Nous assistons à un phénomène de baisse sans précédent ces dix dernières années sur les petites surfaces. Comparés à leur niveau d’août 2013, les loyers d’août 2014 ont amorcé une baisse qui se généralise dans les grandes villes françaises à l’exception de Paris.
We are witnessing a decline in prices for small apartments that is unprecedented in the last ten years. Compared to August 2013, rents in August 2014 have begun to fall in all big cities except Paris.
Paris bucks the trend
The problem of student rents has not improved in Paris. In fact, unlike the rest of the country, it's become even worse. The average monthly rent for a studio is now at 744 euros (about $940 USD), a 0.5 percent increase over last year. The rent for a one-bedroom apartment averages 1,249 euros (more than $1,500), a 3.7 percent increase over last year.
Ironically, the principal reason for the increase is student grants, which have permitted landlords to raise prices. ALUR, a rent-control law passed this year, has failed to achieve sensible limits on the rent of small apartments. Boullet remarks:
Ces lois ne suscitent aucune inquiétude chez les bailleurs. D’abord parce qu’elles sont inefficaces : l’État n’a pas les moyens d’en contrôler le respect, tout le monde le sait. Et plus un loyer est cher, plus l’étudiant a d’aides.
Landlords aren't losing any sleep over these laws. Firstly, they're ineffective: everybody knows the state doesn't have the means to control rent. And the more expensive the rent is, the more students get help.

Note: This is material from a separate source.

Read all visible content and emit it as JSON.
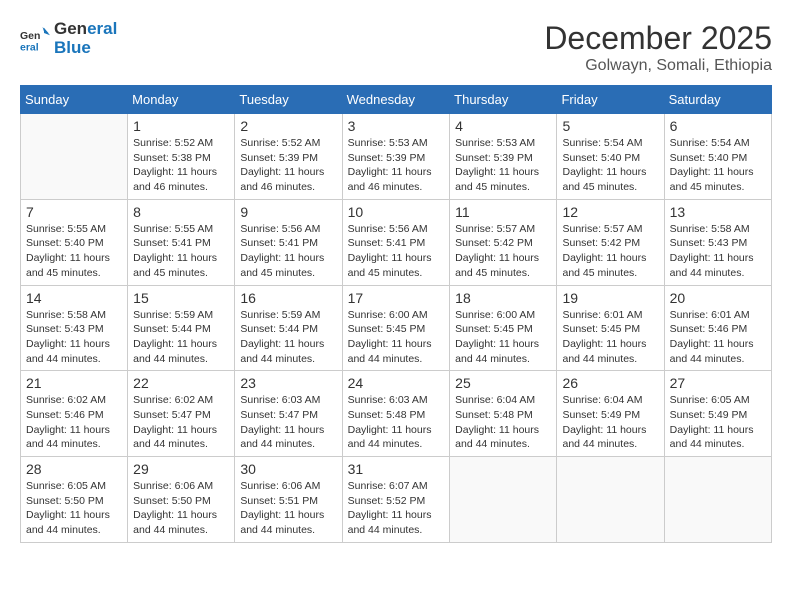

The situation in Paris seems to be at an impasse, given that the demand for student housing won't fall anytime soon. Perhaps a radical situation might require a radical solution: the government could lower student grants to dissuade students from living in housing they cannot afford. Confronted with the ensuing drop in demand, landlords would then have to lower rents or risk losing more tenants. This plan, however, risks a revolt among students first, and landlords second.